Jim Brakewood Jr. might look like kind of a scary dude. At 6’2”, loaded with muscles, long, wild hair and a beard a to match, he cuts a pretty imposing figure. It’s as if a Viking decided he wasn’t ready for Valhalla just yet and decided to pay Instagram a visit instead.
He has a soft spot for dogs, though. In particular, his Staffordshire Bull Terrier, Amora.
Jim has seen war. In two tours in Iraq he has been in battle, he has been wounded and he has lost friends. During his second tour, Jim was shot in the head in Mosul, but somehow survived and made his way back home.
He earned a Purple Heart, but was diagnosed with PTSD and like many of our veterans he turned to drinking and thoughts of suicide.
His warrior spirit wouldn’t allow him to just give up, though.
Jim realized that he was headed down a dangerous path, had been making poor choices and was determined to make a change. After some time, he felt that a young puppy might help with his PTSD training. He recalls the day he went to the humane society to adopt a puppy and met Amora, a three-legged Staffordshire Bull Terrier.
“On the way back to go check out the puppies I walked by Amora. She just had her surgery to amputate her back right leg, she had her cone (on) and her bandages/stitches were still fresh. She tried with all her might to get up and meet me and I could see how much it hurt her but she didn’t care and I fell in love right there.”
As we all know, Pit Bulls often get a bad rap. Marked as an “aggressive breed”, they make up 40% of the 1.5 million dogs euthanized in shelters each year. Even looking like a Pit Bull breed can mean a long stay in a shelter kennel for a dog, or worse, being euthanized immediately. However, Jim wasn’t concerned. Moved to tears at the little pup in her surgery cone, he decided to take her home. She settled in, climbed into his lap and fell asleep. Jim marked the occasion with a photo – Amora asleep and him with a happy smile, even with the tears in his eyes.
The moment Jim captured in the photo turned out to be a huge one.
“I knew my life had changed. I couldn’t kill myself anymore. I knew I had to stay alive to protect her and make sure she was ok. She needed me. I needed her.”
Amora arrived at the shelter after being in a car accident. Her leg was injured to the point that it couldn’t be saved and was removed just before she met Jim. She isn’t a “service animal” or “therapy dog” in the way that we typically think of one. Jim says:

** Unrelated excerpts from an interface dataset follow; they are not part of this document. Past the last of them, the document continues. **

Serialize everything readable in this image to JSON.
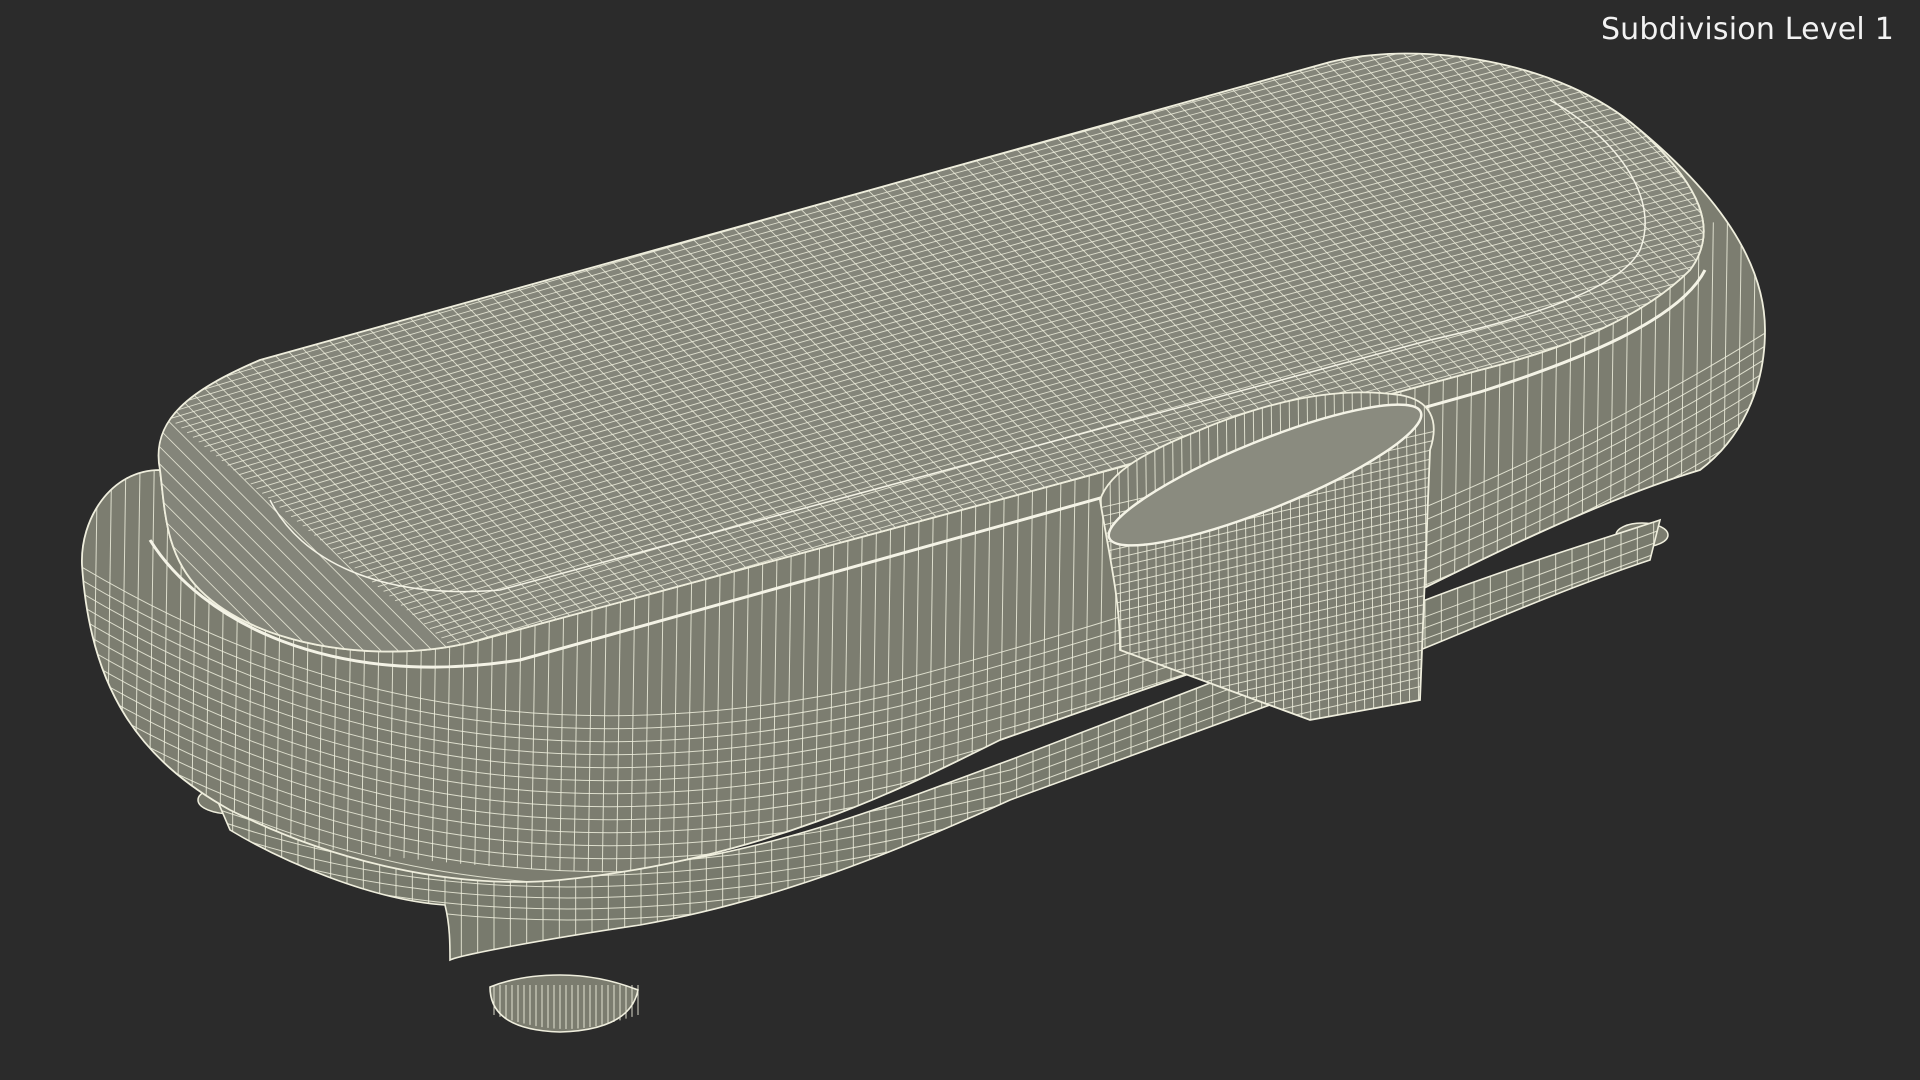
{
  "viewport": {
    "label": "Subdivision Level 1",
    "background_color": "#2b2b2b",
    "surface_color": "#7b7c6f",
    "wire_color": "#efeedd",
    "text_color": "#f2f2f2"
  }
}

“I have trained Amora in almost no way. She comes when I call her and that’s about as far as I have taken it… She doesn’t have the official designation of ‘service animal’. She cuddles next to me when I need it and I don’t even ask, she knows when to give me space somehow, she gives my life purpose and direction.”

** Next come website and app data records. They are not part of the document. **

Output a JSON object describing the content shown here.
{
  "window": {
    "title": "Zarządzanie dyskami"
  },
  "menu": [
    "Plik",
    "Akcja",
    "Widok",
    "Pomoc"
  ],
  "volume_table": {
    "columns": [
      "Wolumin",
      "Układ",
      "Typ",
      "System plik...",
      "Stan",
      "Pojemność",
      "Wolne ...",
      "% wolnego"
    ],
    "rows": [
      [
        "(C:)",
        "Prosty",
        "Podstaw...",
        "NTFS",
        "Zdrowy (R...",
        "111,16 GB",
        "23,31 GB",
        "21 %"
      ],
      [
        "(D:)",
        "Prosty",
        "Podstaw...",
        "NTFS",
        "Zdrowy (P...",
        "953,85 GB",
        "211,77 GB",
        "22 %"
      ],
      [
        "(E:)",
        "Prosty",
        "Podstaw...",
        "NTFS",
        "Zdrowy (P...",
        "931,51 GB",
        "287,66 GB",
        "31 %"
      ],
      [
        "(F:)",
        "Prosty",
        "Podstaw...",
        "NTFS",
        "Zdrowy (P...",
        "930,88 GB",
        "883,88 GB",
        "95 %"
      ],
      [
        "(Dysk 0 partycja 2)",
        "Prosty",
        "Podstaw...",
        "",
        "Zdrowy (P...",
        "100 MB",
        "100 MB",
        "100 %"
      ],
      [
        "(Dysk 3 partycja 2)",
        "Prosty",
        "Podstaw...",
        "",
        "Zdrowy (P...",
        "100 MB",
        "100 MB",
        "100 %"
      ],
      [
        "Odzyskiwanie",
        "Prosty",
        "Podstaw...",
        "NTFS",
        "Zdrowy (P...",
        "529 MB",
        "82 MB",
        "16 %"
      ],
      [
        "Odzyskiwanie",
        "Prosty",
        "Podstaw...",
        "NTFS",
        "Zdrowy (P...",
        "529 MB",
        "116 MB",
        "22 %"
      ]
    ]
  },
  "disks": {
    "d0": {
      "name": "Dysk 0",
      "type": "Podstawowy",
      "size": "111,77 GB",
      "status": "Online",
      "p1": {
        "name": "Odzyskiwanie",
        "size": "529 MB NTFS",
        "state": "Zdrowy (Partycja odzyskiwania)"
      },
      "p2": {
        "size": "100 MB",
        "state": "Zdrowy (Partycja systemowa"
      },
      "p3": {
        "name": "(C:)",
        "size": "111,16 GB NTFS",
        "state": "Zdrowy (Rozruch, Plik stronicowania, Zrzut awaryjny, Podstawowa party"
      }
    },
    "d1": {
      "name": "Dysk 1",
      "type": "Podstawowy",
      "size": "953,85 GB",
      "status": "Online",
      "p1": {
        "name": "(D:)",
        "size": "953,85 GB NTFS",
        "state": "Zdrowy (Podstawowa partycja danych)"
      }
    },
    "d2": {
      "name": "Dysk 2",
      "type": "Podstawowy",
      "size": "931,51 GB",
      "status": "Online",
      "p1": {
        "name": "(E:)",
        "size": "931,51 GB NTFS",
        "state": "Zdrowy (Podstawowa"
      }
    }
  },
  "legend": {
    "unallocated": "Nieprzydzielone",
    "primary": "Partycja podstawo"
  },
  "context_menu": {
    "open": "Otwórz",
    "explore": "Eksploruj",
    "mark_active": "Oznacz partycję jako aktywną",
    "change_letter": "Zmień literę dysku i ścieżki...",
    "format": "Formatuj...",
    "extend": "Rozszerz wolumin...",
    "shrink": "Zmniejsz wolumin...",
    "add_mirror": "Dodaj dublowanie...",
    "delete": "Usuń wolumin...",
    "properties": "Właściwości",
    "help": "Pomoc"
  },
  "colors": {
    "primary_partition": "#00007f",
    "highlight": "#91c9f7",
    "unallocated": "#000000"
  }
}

“She keeps me company, gives me a best friend… I don’t think I can emphasize enough how much she means to me and how much she has helped me. I wake up in the middle of the night if she stops snoring.”
“…she gave me the will to live. A 5-year relationship ended, I was a complete and utter isolated shut-in outside the gym and my PTSD and TBI symptoms and issues were just getting overwhelming. I couldn’t enjoy things anymore, I had no motivation for much of anything…”

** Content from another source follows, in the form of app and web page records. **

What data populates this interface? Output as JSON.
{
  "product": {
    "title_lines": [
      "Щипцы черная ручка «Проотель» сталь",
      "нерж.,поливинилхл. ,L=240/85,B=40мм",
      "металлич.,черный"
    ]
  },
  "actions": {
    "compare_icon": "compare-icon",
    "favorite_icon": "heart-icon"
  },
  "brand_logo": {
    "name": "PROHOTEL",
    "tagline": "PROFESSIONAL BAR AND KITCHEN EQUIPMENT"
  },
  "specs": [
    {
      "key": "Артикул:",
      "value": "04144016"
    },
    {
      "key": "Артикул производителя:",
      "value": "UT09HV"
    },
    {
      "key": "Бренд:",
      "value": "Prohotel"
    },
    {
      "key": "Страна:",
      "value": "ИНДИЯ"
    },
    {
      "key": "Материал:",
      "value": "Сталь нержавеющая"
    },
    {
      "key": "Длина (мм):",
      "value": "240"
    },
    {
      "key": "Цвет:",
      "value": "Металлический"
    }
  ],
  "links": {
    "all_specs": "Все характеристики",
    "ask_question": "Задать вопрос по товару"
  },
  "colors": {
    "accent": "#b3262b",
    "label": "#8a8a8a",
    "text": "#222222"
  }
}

“…and somehow she changed all that.”
“It’s hard to explain … when I brought her home I just knew I had to protect her and give her the best life I can. And I couldn’t be selfish and kill myself anymore, she needs me.”
Shortly after Jim shared his story with us, he lost Amora to a tragic accident. She is missed every day and remembered fondly as a bright spot in his life. He continues to rescue Pit Bulls, and saved Logan shortly after losing Amora.
(Article source: I Heart Dogs)